Few months ago, I wrote about a mathematical thriller in Spanish that contained a bunch of good ol’ classic riddles, but appealed to me due to the premise: four mathematicians are locked in a room, and they have to solve puzzles in order to stay alive; if they fail at solving a puzzle in 60 seconds, the hydraulic walls move inward to shrink the room and reduce their chances of survival. I watched another movie recently that reminded me of Fermat’s Room: Exam.
This psychological thriller revolves around eight job applicants in a windowless, guarded room. A pencil and a “question-paper” is provided to each of them, and they have 80 minutes for the exam. Only one of them will join an esteemed rank in a big organization. The instructor announces the rules of this exam (“If you try to communicate with myself or the guard, you will be disqualified.”, “If you choose to leave the room for any reason, you will be disqualified.” etc.), starts the stop-watch, and leaves.
The candidates exchange puzzled looks with each other, turn over their question-paper to see the question, and find it completely blank!

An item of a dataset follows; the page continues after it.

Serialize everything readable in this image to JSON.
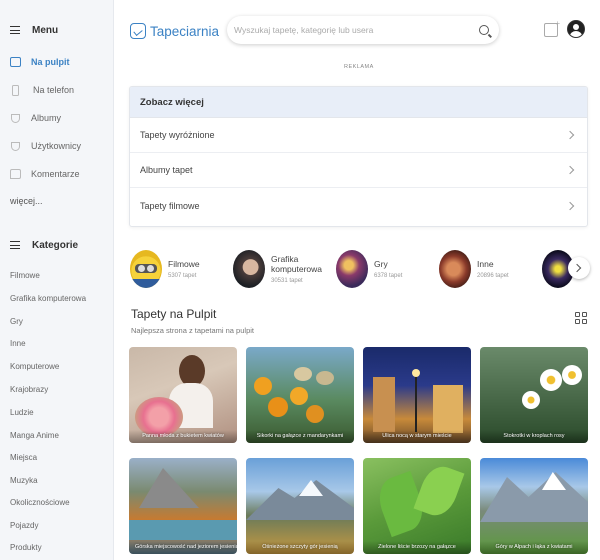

The rest of the movie is about how these candidates collaborate, co-operate, confront, combat and conspire against each other to win the esteemed position. The direction and acting performances were modest. The basic premise and the motives of the candidates did seem stretched beyond plausibility, but the mystery and psychological drama kept me intrigued. I enjoyed watching Exam for the same reasons I liked Fermat’s Room.